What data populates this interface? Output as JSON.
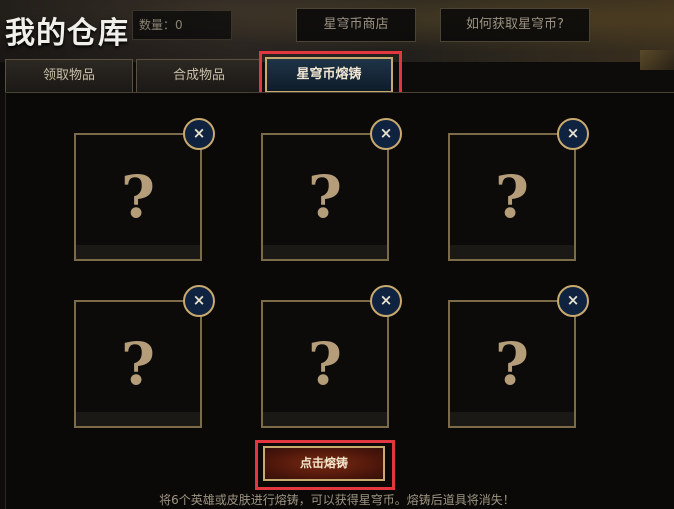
{
  "header": {
    "title": "我的仓库",
    "count_label": "数量：0",
    "shop_button": "星穹币商店",
    "howto_button": "如何获取星穹币?"
  },
  "tabs": [
    {
      "label": "领取物品",
      "active": false
    },
    {
      "label": "合成物品",
      "active": false
    },
    {
      "label": "星穹币熔铸",
      "active": true
    }
  ],
  "slots": [
    {
      "placeholder": "?",
      "remove": "×"
    },
    {
      "placeholder": "?",
      "remove": "×"
    },
    {
      "placeholder": "?",
      "remove": "×"
    },
    {
      "placeholder": "?",
      "remove": "×"
    },
    {
      "placeholder": "?",
      "remove": "×"
    },
    {
      "placeholder": "?",
      "remove": "×"
    }
  ],
  "smelt_button": "点击熔铸",
  "hint": "将6个英雄或皮肤进行熔铸，可以获得星穹币。熔铸后道具将消失！",
  "colors": {
    "gold_border": "#c8aa6e",
    "highlight_red": "#e2373e",
    "active_tab_blue": "#1f3447",
    "close_btn_blue": "#0f2340"
  }
}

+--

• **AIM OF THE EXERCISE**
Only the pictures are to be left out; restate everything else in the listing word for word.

• **EXERCISE ANSWER**
What data populates this interface? Output as JSON.
{
  "header": {
    "title": "我的仓库",
    "count_label": "数量：0",
    "shop_button": "星穹币商店",
    "howto_button": "如何获取星穹币?"
  },
  "tabs": [
    {
      "label": "领取物品",
      "active": false
    },
    {
      "label": "合成物品",
      "active": false
    },
    {
      "label": "星穹币熔铸",
      "active": true
    }
  ],
  "slots": [
    {
      "placeholder": "?",
      "remove": "×"
    },
    {
      "placeholder": "?",
      "remove": "×"
    },
    {
      "placeholder": "?",
      "remove": "×"
    },
    {
      "placeholder": "?",
      "remove": "×"
    },
    {
      "placeholder": "?",
      "remove": "×"
    },
    {
      "placeholder": "?",
      "remove": "×"
    }
  ],
  "smelt_button": "点击熔铸",
  "hint": "将6个英雄或皮肤进行熔铸，可以获得星穹币。熔铸后道具将消失！",
  "colors": {
    "gold_border": "#c8aa6e",
    "highlight_red": "#e2373e",
    "active_tab_blue": "#1f3447",
    "close_btn_blue": "#0f2340"
  }
}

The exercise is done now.